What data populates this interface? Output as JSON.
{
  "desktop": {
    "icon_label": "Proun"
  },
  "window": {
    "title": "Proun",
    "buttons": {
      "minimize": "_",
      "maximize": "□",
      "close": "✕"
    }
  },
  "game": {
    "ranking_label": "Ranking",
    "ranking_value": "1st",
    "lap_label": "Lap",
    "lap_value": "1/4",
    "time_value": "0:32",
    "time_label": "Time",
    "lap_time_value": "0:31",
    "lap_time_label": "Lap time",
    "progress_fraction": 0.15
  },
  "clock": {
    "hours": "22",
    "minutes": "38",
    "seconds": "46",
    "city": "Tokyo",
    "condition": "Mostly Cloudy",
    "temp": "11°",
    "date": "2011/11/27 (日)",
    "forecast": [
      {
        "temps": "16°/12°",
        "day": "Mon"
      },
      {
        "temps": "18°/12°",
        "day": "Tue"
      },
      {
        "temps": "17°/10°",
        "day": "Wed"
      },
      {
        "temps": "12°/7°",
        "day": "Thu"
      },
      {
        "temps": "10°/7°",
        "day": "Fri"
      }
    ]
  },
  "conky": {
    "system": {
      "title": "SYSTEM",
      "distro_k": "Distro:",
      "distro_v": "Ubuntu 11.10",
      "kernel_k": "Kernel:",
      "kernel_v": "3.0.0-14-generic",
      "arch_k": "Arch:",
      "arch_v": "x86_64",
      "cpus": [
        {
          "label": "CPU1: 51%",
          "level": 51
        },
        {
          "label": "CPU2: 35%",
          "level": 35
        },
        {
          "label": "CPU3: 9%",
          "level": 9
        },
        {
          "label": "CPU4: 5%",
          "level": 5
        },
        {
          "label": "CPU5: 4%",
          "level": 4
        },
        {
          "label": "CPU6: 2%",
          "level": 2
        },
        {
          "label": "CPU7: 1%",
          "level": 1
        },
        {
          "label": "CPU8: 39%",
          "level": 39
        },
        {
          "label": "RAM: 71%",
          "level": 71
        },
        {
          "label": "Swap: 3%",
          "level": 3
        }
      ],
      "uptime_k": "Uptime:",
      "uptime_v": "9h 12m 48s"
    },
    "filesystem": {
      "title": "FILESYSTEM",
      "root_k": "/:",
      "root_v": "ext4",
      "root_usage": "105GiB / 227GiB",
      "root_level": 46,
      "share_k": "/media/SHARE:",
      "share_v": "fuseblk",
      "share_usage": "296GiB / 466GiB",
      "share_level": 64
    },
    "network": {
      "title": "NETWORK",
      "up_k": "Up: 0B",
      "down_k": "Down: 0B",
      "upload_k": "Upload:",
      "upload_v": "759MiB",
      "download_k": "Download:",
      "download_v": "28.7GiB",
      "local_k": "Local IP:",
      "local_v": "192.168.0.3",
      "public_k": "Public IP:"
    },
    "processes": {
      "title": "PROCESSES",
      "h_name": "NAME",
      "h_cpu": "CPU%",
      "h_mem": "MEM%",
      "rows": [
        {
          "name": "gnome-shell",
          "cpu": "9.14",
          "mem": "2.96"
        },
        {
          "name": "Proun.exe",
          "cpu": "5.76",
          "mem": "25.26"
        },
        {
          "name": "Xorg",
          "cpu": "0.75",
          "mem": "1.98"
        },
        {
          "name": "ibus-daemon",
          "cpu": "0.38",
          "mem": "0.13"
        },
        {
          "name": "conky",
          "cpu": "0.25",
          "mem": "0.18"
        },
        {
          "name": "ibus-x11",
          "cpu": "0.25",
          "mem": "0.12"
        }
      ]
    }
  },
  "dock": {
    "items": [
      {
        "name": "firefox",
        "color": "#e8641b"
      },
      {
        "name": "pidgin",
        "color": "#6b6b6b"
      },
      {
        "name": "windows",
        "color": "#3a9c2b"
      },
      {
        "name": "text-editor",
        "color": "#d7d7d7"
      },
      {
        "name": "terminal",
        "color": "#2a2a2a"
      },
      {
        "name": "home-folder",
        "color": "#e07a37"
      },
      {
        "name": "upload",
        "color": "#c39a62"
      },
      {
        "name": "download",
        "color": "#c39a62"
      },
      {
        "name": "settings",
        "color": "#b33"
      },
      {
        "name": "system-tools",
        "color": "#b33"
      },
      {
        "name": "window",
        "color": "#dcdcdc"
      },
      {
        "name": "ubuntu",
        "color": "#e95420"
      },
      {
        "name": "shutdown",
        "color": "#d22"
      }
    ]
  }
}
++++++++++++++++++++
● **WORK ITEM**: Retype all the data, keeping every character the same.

● **ANSWER SPACE**:
What data populates this interface? Output as JSON.
{
  "desktop": {
    "icon_label": "Proun"
  },
  "window": {
    "title": "Proun",
    "buttons": {
      "minimize": "_",
      "maximize": "□",
      "close": "✕"
    }
  },
  "game": {
    "ranking_label": "Ranking",
    "ranking_value": "1st",
    "lap_label": "Lap",
    "lap_value": "1/4",
    "time_value": "0:32",
    "time_label": "Time",
    "lap_time_value": "0:31",
    "lap_time_label": "Lap time",
    "progress_fraction": 0.15
  },
  "clock": {
    "hours": "22",
    "minutes": "38",
    "seconds": "46",
    "city": "Tokyo",
    "condition": "Mostly Cloudy",
    "temp": "11°",
    "date": "2011/11/27 (日)",
    "forecast": [
      {
        "temps": "16°/12°",
        "day": "Mon"
      },
      {
        "temps": "18°/12°",
        "day": "Tue"
      },
      {
        "temps": "17°/10°",
        "day": "Wed"
      },
      {
        "temps": "12°/7°",
        "day": "Thu"
      },
      {
        "temps": "10°/7°",
        "day": "Fri"
      }
    ]
  },
  "conky": {
    "system": {
      "title": "SYSTEM",
      "distro_k": "Distro:",
      "distro_v": "Ubuntu 11.10",
      "kernel_k": "Kernel:",
      "kernel_v": "3.0.0-14-generic",
      "arch_k": "Arch:",
      "arch_v": "x86_64",
      "cpus": [
        {
          "label": "CPU1: 51%",
          "level": 51
        },
        {
          "label": "CPU2: 35%",
          "level": 35
        },
        {
          "label": "CPU3: 9%",
          "level": 9
        },
        {
          "label": "CPU4: 5%",
          "level": 5
        },
        {
          "label": "CPU5: 4%",
          "level": 4
        },
        {
          "label": "CPU6: 2%",
          "level": 2
        },
        {
          "label": "CPU7: 1%",
          "level": 1
        },
        {
          "label": "CPU8: 39%",
          "level": 39
        },
        {
          "label": "RAM: 71%",
          "level": 71
        },
        {
          "label": "Swap: 3%",
          "level": 3
        }
      ],
      "uptime_k": "Uptime:",
      "uptime_v": "9h 12m 48s"
    },
    "filesystem": {
      "title": "FILESYSTEM",
      "root_k": "/:",
      "root_v": "ext4",
      "root_usage": "105GiB / 227GiB",
      "root_level": 46,
      "share_k": "/media/SHARE:",
      "share_v": "fuseblk",
      "share_usage": "296GiB / 466GiB",
      "share_level": 64
    },
    "network": {
      "title": "NETWORK",
      "up_k": "Up: 0B",
      "down_k": "Down: 0B",
      "upload_k": "Upload:",
      "upload_v": "759MiB",
      "download_k": "Download:",
      "download_v": "28.7GiB",
      "local_k": "Local IP:",
      "local_v": "192.168.0.3",
      "public_k": "Public IP:"
    },
    "processes": {
      "title": "PROCESSES",
      "h_name": "NAME",
      "h_cpu": "CPU%",
      "h_mem": "MEM%",
      "rows": [
        {
          "name": "gnome-shell",
          "cpu": "9.14",
          "mem": "2.96"
        },
        {
          "name": "Proun.exe",
          "cpu": "5.76",
          "mem": "25.26"
        },
        {
          "name": "Xorg",
          "cpu": "0.75",
          "mem": "1.98"
        },
        {
          "name": "ibus-daemon",
          "cpu": "0.38",
          "mem": "0.13"
        },
        {
          "name": "conky",
          "cpu": "0.25",
          "mem": "0.18"
        },
        {
          "name": "ibus-x11",
          "cpu": "0.25",
          "mem": "0.12"
        }
      ]
    }
  },
  "dock": {
    "items": [
      {
        "name": "firefox",
        "color": "#e8641b"
      },
      {
        "name": "pidgin",
        "color": "#6b6b6b"
      },
      {
        "name": "windows",
        "color": "#3a9c2b"
      },
      {
        "name": "text-editor",
        "color": "#d7d7d7"
      },
      {
        "name": "terminal",
        "color": "#2a2a2a"
      },
      {
        "name": "home-folder",
        "color": "#e07a37"
      },
      {
        "name": "upload",
        "color": "#c39a62"
      },
      {
        "name": "download",
        "color": "#c39a62"
      },
      {
        "name": "settings",
        "color": "#b33"
      },
      {
        "name": "system-tools",
        "color": "#b33"
      },
      {
        "name": "window",
        "color": "#dcdcdc"
      },
      {
        "name": "ubuntu",
        "color": "#e95420"
      },
      {
        "name": "shutdown",
        "color": "#d22"
      }
    ]
  }
}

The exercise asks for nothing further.